The HTTP2 push mechanism is not a generic server push mechanism like websocket or server sent events.
It is designed for a specific optimisation of HTTP conversations. Specifically when a client asks for a resource (eg index.html) the server can guess that it is going to next ask for a bunch of associated resources (eg theme.css, jquery.js, logo.png, etc. etc.) Typically a webpage can have 10s of such associated requests.
With HTTP/1.1, the server had to wait until the client actually sends request for these associated resources, and then the client is limited by connections to only ask for approx 6 at a time. Thus it can take many round trips before all the associated resources that are needed by a webpage are actually sent.
With HTTP/2, the server can send in the response to the index.html GET push promises to tell the client that it is going to also send theme.css, jquery.js, logo.png, etc. as if the client had requested them. The client can then cancel those pushes or just wait for them to be sent without incurring the extra latency of multiple round trips.

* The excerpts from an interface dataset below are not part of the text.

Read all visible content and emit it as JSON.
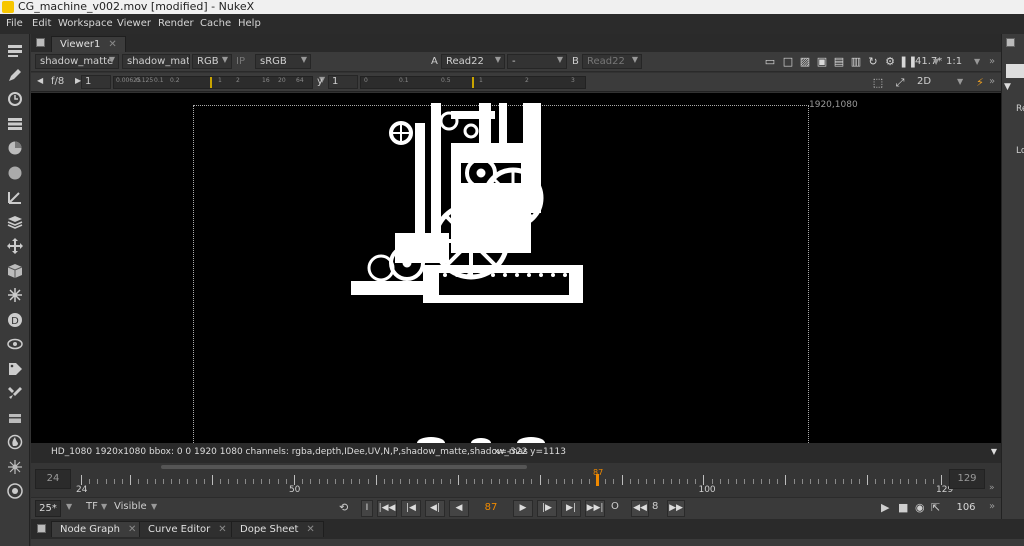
{
  "window": {
    "title": "CG_machine_v002.mov [modified] - NukeX"
  },
  "menu": [
    "File",
    "Edit",
    "Workspace",
    "Viewer",
    "Render",
    "Cache",
    "Help"
  ],
  "viewer_tab": {
    "label": "Viewer1",
    "close": "✕"
  },
  "controls": {
    "channel_set": "shadow_matte",
    "channel": "shadow_matte",
    "display_channels": "RGB",
    "ip_label": "IP",
    "lut": "sRGB",
    "input_a_letter": "A",
    "input_a": "Read22",
    "composite_mode": "-",
    "input_b_letter": "B",
    "input_b": "Read22",
    "zoom": "41.7*",
    "proxy": "1:1",
    "fstop": "f/8",
    "gain": "1",
    "gamma_label": "y",
    "gamma": "1",
    "view_mode": "2D",
    "gain_ticks": [
      "0.00625",
      "0.125",
      "0.1",
      "0.2",
      "1",
      "2",
      "16",
      "20",
      "64"
    ],
    "gamma_ticks": [
      "0",
      "0.1",
      "0.5",
      "1",
      "2",
      "3"
    ]
  },
  "viewer": {
    "resolution_label": "1920,1080"
  },
  "infobar": {
    "info": "HD_1080 1920x1080  bbox: 0 0 1920 1080 channels: rgba,depth,IDee,UV,N,P,shadow_matte,shadow_mas",
    "coords": "x=-322 y=1113"
  },
  "timeline": {
    "in_frame": "24",
    "out_frame": "129",
    "start": 24,
    "end": 129,
    "current": 87,
    "current_label": "87",
    "labels": [
      "24",
      "50",
      "100",
      "129"
    ]
  },
  "transport": {
    "fps": "25*",
    "tf": "TF",
    "visible": "Visible",
    "frame": "87",
    "increment": "8",
    "end_frame": "106"
  },
  "bottom_tabs": [
    {
      "label": "Node Graph",
      "close": "✕"
    },
    {
      "label": "Curve Editor",
      "close": "✕"
    },
    {
      "label": "Dope Sheet",
      "close": "✕"
    }
  ],
  "right_panel": {
    "label1": "Re",
    "label2": "Lo"
  },
  "colors": {
    "accent": "#f08a00",
    "background": "#323232",
    "viewer": "#000000"
  }
}
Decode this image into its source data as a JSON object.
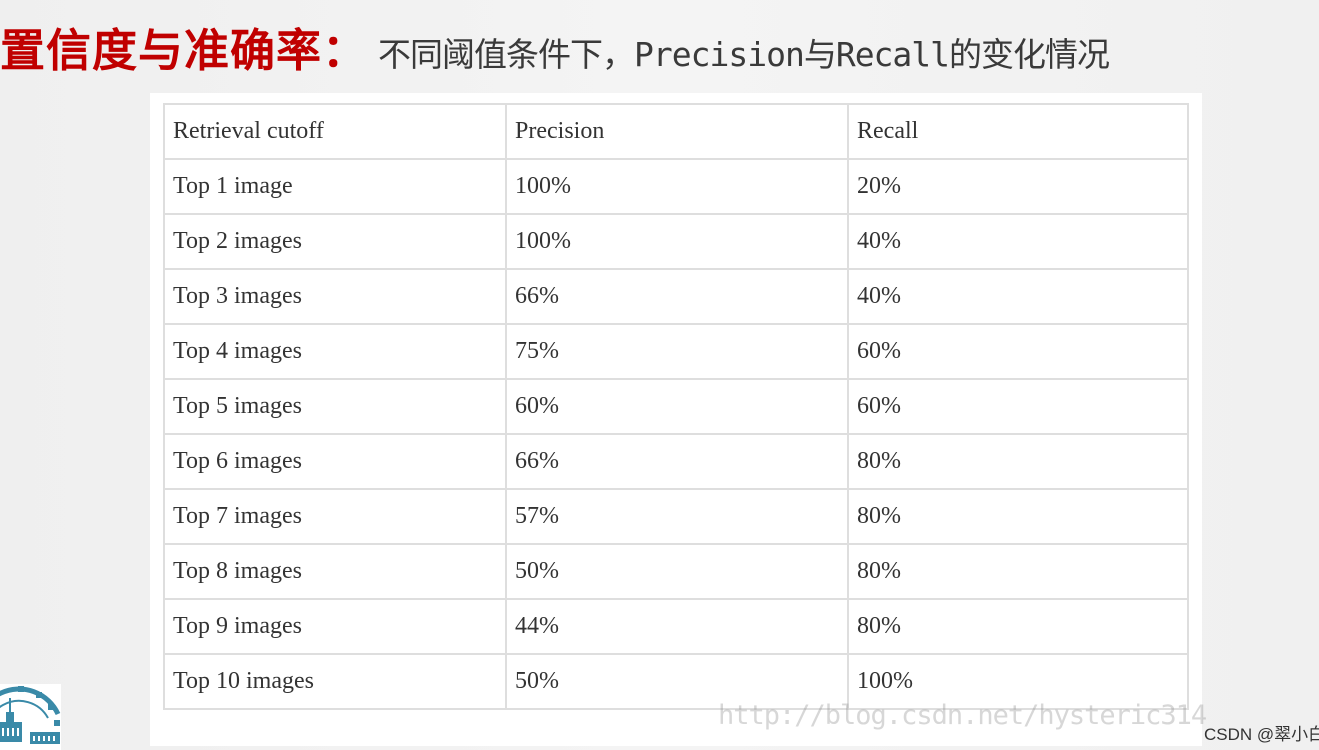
{
  "slide": {
    "title_main": "置信度与准确率：",
    "title_sub": "不同阈值条件下，Precision与Recall的变化情况",
    "accent_color": "#c00000"
  },
  "table": {
    "headers": [
      "Retrieval cutoff",
      "Precision",
      "Recall"
    ],
    "rows": [
      [
        "Top 1 image",
        "100%",
        "20%"
      ],
      [
        "Top 2 images",
        "100%",
        "40%"
      ],
      [
        "Top 3 images",
        "66%",
        "40%"
      ],
      [
        "Top 4 images",
        "75%",
        "60%"
      ],
      [
        "Top 5 images",
        "60%",
        "60%"
      ],
      [
        "Top 6 images",
        "66%",
        "80%"
      ],
      [
        "Top 7 images",
        "57%",
        "80%"
      ],
      [
        "Top 8 images",
        "50%",
        "80%"
      ],
      [
        "Top 9 images",
        "44%",
        "80%"
      ],
      [
        "Top 10 images",
        "50%",
        "100%"
      ]
    ]
  },
  "watermark": "http://blog.csdn.net/hysteric314",
  "credit": "CSDN @翠小白",
  "logo": {
    "icon": "university-gear-building-logo"
  }
}
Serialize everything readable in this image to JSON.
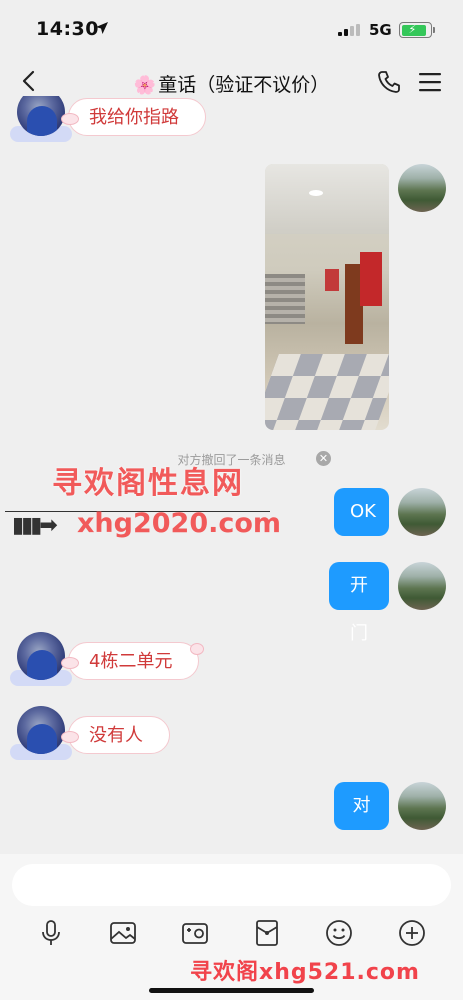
{
  "status_bar": {
    "time": "14:30",
    "network": "5G"
  },
  "nav": {
    "title": "童话（验证不议价）",
    "title_icon": "🌸"
  },
  "messages": [
    {
      "from": "friend",
      "text": "我给你指路"
    },
    {
      "from": "self",
      "type": "image"
    },
    {
      "from": "system",
      "text": "对方撤回了一条消息"
    },
    {
      "from": "self",
      "text": "OK"
    },
    {
      "from": "self",
      "text": "开门"
    },
    {
      "from": "friend",
      "text": "4栋二单元"
    },
    {
      "from": "friend",
      "text": "没有人"
    },
    {
      "from": "self",
      "text": "对"
    }
  ],
  "watermarks": {
    "line1": "寻欢阁性息网",
    "line2": "xhg2020.com",
    "line3": "寻欢阁xhg521.com"
  },
  "toolbar": [
    "microphone-icon",
    "picture-icon",
    "camera-icon",
    "red-packet-icon",
    "emoji-icon",
    "plus-icon"
  ],
  "colors": {
    "self_bubble": "#1e9bff",
    "friend_text": "#d03a3a",
    "watermark": "#f15a5a"
  }
}
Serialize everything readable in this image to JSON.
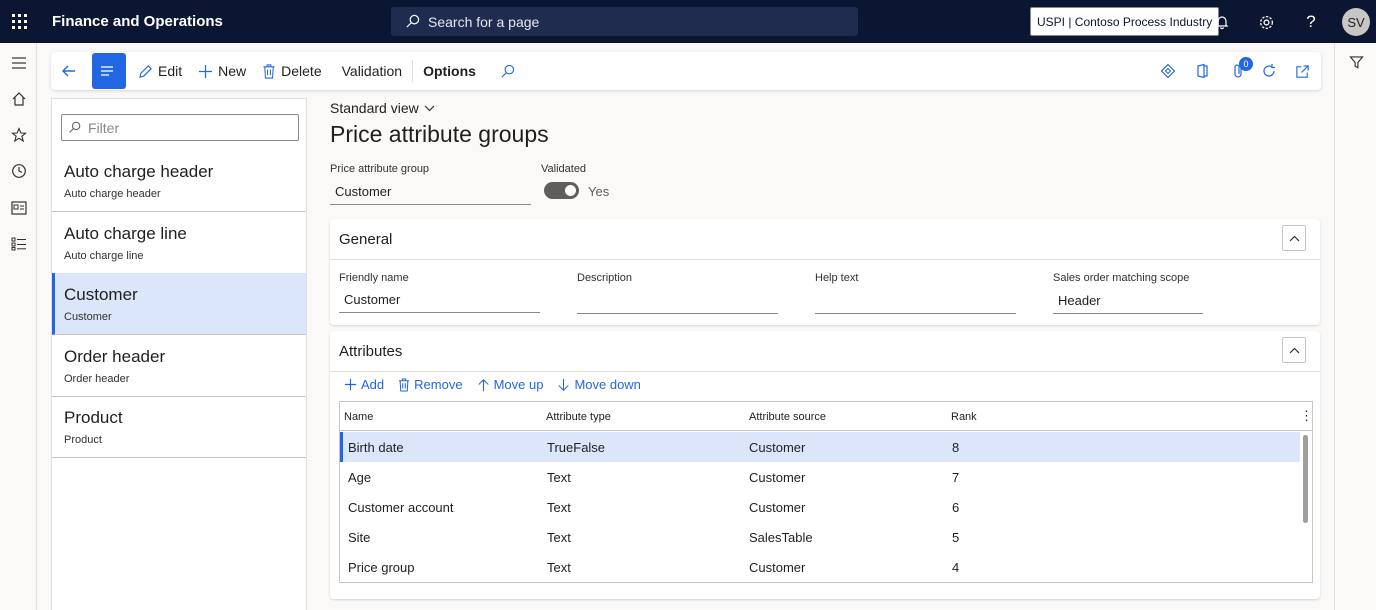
{
  "app": {
    "title": "Finance and Operations",
    "search_placeholder": "Search for a page",
    "company": "USPI | Contoso Process Industry",
    "user_initials": "SV"
  },
  "actionpane": {
    "edit": "Edit",
    "new": "New",
    "delete": "Delete",
    "validation": "Validation",
    "options": "Options",
    "attachments_count": "0"
  },
  "list": {
    "filter_placeholder": "Filter",
    "items": [
      {
        "title": "Auto charge header",
        "subtitle": "Auto charge header"
      },
      {
        "title": "Auto charge line",
        "subtitle": "Auto charge line"
      },
      {
        "title": "Customer",
        "subtitle": "Customer"
      },
      {
        "title": "Order header",
        "subtitle": "Order header"
      },
      {
        "title": "Product",
        "subtitle": "Product"
      }
    ]
  },
  "main": {
    "view": "Standard view",
    "title": "Price attribute groups",
    "group_label": "Price attribute group",
    "group_value": "Customer",
    "validated_label": "Validated",
    "validated_value": "Yes"
  },
  "general": {
    "header": "General",
    "friendly_name_label": "Friendly name",
    "friendly_name_value": "Customer",
    "description_label": "Description",
    "description_value": "",
    "help_text_label": "Help text",
    "help_text_value": "",
    "scope_label": "Sales order matching scope",
    "scope_value": "Header"
  },
  "attributes": {
    "header": "Attributes",
    "toolbar": {
      "add": "Add",
      "remove": "Remove",
      "move_up": "Move up",
      "move_down": "Move down"
    },
    "columns": [
      "Name",
      "Attribute type",
      "Attribute source",
      "Rank"
    ],
    "rows": [
      [
        "Birth date",
        "TrueFalse",
        "Customer",
        "8"
      ],
      [
        "Age",
        "Text",
        "Customer",
        "7"
      ],
      [
        "Customer account",
        "Text",
        "Customer",
        "6"
      ],
      [
        "Site",
        "Text",
        "SalesTable",
        "5"
      ],
      [
        "Price group",
        "Text",
        "Customer",
        "4"
      ]
    ]
  },
  "colors": {
    "topbar": "#0b1633",
    "accent": "#2266e3",
    "selection": "#dce6fb"
  }
}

Here is a demo of push with SPDY (the basis for HTTP2) with Jetty https://www.youtube.com/watch?v=4Ai_rrhM8gA . Here is a blog about the push API for HTTP2 and SPDY in jetty: https://webtide.com/http2-push-with-experimental-servlet-api/